God moves in mysterious ways, and a feature of this song is the subtlety of the harmonies which gently shift beneath its surface, which is to say in the searching progress of the inner voices which glide into every chromatic nook and cranny. This is apparent from the Vorspiel where the top and bottom notes of the chords are in unison two octaves apart but where the alto and tenor voices of the hymn-like chords add ethereal and piquant accidentals which immediately suggest an improvisation where the organist’s fingers are searching for that elusive lost chord, key to the ‘great Amen’. The harmonic changes that occur under ‘Still wird die Sehnsucht wach’ (the word ‘wird’ is elongated to five beats) are remarkably illustrative of the stirrings of the deepest aspirations of the soul. (This passage works much less well with the words of the subsequent verses.)

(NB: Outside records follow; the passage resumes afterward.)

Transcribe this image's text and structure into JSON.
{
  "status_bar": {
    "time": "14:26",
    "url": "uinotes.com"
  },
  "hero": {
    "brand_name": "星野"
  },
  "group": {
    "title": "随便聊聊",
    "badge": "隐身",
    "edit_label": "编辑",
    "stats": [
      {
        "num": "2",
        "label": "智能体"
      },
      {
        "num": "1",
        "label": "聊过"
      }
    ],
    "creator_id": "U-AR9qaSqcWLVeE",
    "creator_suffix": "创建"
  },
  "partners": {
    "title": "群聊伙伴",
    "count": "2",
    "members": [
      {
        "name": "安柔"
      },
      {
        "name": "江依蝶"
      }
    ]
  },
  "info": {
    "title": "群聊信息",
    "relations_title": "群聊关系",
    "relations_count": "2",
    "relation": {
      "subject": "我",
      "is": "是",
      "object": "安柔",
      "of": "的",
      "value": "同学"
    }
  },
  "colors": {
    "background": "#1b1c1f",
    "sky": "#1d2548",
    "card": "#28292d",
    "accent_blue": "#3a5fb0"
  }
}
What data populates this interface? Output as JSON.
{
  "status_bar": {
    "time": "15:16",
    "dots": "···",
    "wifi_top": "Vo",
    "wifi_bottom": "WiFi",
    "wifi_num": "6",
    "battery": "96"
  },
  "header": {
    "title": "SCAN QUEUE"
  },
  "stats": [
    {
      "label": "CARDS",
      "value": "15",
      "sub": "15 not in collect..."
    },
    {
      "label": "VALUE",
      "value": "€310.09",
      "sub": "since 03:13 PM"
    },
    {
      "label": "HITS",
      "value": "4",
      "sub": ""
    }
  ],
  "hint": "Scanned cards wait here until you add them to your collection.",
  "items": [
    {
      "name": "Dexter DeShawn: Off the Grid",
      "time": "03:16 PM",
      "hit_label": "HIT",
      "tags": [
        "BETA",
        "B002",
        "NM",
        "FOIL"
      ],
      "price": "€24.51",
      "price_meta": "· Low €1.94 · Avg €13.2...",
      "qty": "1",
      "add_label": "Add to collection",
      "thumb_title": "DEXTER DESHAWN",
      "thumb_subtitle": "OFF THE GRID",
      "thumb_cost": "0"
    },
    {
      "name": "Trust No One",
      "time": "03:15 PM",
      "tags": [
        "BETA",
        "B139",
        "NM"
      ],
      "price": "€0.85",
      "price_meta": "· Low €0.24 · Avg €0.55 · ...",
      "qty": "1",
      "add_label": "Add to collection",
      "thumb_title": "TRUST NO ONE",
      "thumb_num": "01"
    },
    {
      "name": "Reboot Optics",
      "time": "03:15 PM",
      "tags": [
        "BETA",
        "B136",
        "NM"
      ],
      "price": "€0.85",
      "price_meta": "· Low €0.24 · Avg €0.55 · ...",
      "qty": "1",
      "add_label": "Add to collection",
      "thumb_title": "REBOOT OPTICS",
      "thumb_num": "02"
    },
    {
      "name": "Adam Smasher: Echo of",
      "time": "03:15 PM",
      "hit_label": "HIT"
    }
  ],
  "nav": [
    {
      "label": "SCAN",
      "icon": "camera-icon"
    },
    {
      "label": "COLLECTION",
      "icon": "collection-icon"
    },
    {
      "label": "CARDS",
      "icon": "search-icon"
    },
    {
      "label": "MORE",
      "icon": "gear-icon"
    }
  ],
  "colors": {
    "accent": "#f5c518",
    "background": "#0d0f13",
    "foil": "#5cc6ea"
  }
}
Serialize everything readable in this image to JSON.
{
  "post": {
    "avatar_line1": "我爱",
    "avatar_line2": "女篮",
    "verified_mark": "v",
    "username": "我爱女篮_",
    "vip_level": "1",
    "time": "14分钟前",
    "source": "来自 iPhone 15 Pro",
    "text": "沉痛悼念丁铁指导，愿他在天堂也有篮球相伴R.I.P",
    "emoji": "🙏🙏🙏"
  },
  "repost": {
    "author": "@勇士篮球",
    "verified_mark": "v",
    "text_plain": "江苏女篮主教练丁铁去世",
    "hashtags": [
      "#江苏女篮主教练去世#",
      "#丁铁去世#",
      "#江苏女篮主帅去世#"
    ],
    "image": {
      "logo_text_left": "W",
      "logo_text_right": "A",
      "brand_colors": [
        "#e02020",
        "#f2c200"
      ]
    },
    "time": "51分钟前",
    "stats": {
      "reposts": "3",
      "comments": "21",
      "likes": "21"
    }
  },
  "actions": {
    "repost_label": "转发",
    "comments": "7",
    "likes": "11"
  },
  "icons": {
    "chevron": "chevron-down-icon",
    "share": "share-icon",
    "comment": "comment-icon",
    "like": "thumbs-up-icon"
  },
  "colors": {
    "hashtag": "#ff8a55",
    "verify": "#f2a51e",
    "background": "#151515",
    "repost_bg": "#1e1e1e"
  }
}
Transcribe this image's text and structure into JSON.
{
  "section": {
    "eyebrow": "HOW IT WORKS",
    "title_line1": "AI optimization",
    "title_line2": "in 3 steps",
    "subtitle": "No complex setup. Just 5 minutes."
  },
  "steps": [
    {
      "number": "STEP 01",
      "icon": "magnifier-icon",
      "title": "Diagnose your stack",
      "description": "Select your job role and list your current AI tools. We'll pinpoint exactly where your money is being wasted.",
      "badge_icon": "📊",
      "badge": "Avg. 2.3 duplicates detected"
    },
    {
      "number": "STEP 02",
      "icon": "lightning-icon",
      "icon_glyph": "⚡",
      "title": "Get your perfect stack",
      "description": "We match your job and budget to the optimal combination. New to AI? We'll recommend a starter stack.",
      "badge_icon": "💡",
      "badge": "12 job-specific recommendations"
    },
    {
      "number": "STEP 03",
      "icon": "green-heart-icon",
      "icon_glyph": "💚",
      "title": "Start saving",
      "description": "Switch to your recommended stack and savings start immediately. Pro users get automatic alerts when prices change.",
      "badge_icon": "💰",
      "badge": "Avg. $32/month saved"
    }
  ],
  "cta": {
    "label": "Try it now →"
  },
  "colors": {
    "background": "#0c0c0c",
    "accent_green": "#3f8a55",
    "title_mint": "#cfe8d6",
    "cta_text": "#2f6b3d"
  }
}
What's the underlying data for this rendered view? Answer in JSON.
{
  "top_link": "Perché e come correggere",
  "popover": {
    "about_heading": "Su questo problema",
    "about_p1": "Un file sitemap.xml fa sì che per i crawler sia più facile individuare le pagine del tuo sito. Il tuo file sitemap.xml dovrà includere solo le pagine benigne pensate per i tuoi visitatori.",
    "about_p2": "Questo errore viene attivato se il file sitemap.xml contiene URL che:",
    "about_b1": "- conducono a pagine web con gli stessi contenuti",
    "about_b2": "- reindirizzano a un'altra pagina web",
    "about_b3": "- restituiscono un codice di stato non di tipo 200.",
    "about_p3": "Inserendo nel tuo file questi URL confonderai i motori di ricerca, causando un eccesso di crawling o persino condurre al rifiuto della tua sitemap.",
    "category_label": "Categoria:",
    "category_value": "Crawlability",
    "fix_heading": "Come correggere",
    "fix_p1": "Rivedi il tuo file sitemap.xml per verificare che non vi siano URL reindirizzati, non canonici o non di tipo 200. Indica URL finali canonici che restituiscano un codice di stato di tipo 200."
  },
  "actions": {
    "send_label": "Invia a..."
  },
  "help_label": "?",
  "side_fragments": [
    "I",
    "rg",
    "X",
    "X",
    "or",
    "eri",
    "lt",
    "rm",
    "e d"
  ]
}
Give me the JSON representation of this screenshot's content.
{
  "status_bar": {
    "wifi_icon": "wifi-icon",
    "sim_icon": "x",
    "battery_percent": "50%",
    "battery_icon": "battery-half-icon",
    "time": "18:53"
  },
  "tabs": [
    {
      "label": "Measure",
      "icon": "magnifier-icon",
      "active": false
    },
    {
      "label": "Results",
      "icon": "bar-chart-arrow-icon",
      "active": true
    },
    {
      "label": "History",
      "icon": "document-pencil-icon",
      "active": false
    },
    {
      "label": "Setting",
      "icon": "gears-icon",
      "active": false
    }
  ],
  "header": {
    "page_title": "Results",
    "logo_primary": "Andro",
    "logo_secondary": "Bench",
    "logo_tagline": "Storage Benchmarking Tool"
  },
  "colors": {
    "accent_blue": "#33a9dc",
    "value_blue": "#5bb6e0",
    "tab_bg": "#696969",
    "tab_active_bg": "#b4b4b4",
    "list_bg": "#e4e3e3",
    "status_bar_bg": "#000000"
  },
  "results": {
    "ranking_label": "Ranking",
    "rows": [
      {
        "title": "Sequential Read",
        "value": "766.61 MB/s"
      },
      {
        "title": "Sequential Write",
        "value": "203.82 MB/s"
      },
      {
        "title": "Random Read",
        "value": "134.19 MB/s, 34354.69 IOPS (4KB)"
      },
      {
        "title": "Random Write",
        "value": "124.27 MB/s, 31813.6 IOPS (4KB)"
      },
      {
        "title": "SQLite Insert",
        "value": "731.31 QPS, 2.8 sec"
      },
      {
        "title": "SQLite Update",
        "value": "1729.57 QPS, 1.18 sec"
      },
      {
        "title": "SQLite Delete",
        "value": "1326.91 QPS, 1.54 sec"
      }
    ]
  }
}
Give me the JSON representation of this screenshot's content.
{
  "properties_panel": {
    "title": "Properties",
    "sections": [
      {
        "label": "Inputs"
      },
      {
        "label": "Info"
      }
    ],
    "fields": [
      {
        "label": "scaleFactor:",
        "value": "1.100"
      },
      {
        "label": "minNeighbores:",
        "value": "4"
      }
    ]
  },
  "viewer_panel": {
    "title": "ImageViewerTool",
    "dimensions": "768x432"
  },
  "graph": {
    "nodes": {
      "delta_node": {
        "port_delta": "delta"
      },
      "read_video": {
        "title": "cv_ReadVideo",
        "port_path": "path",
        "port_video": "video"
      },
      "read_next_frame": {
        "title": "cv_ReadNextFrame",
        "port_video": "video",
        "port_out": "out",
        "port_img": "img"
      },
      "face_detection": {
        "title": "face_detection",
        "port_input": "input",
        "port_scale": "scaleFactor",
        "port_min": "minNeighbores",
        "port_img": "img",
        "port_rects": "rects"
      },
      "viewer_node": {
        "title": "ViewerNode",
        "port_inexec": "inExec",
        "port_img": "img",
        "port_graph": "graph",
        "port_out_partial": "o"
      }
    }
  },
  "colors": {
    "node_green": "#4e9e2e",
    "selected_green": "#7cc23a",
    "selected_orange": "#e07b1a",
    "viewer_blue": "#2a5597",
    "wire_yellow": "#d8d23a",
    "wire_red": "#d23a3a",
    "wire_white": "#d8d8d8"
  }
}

There is a great temptation for many performers to take this song too slowly; although marked ‘Langsam’, it seems lugubrious and endless when three slow crotchets are deliberately measured out in each bar. The breath and air mentioned in the song are fluid mediums, and despite its rather solid look on the printed page this song can also be surprisingly fluid if not bogged down in portentousness. The spirit of the words calls for a celestial dance, and a gliding dotted minim counted more or less one-in-a-bar. The loping gait of the music (for this is one of Schubert’s moto perpetuo songs where everything is dominated by one rhythm) is quite hypnotic if a tempo is found which enables the singer to negotiate the long phrases without sounding laboured.
Himmelsfunken has always been known in the key of G major. It was first published as such by Diabelli (and thus by Friedländer in the Peters Edition). Mandyczewski in the Gesamtausgabe also published the song in G major, and the first edition of the Deutsch catalogue also lists the song in this key. The second edition of Deutsch chooses, however, to follow the tonality of a copy of the song made by Schubert’s brother Ferdinand. This is in B flat, and this version of Himmelsfunken has recently (1996) been published in Volume 12 of the song series of the Neue Schubert Ausgabe. In this key, a minor third higher, the song seems light and ethereal and more closely related to the visionary Mayrhofer setting Die Sternennächte which was composed in the same period. The editors of this new edition point out that it is possible that Schubert envisaged that only the first verse of the poem should be performed. If this were so it would explain why only this strophe seems perfectly tailored to the music (in later verses long note-values fall on obviously inessential words like ‘zu’ and ‘wie’).
Johann Silbert was born in Kolmar in Alsace and studied in Mainz. He spent some years as a high-school teacher in the Hungarian towns of Klausenberg and Kronstadt, but he moved to Vienna where he was Professor of French at the Polytechnisches Institut. He was an avid theologian and a friend of the celebrated Redemptorist pastor Clemens Maria Hofbauer who was canonized at the beginning of the twentieth century as Patron Saint of Vienna. Indeed, at the time that Silbert wrote the collection entitled Die heilige Lyra (from which Schubert chose his two settings) Hofbauer was coming to the end of his life, having established his own monastery. Silbert was obviously a devout follower of Hofbauer and one of a large number of essentially amateur poets who elaborated at length on religious issues popular with the reading public. It is likely that the Bildung circle, of which Schubert was a part, discussed recently-published books, and that Silbert’s collection (essentially modest in comparison to the ground-breaking writings of Novalis) came to the composer’s notice in this way.
from notes by Graham Johnson © 1997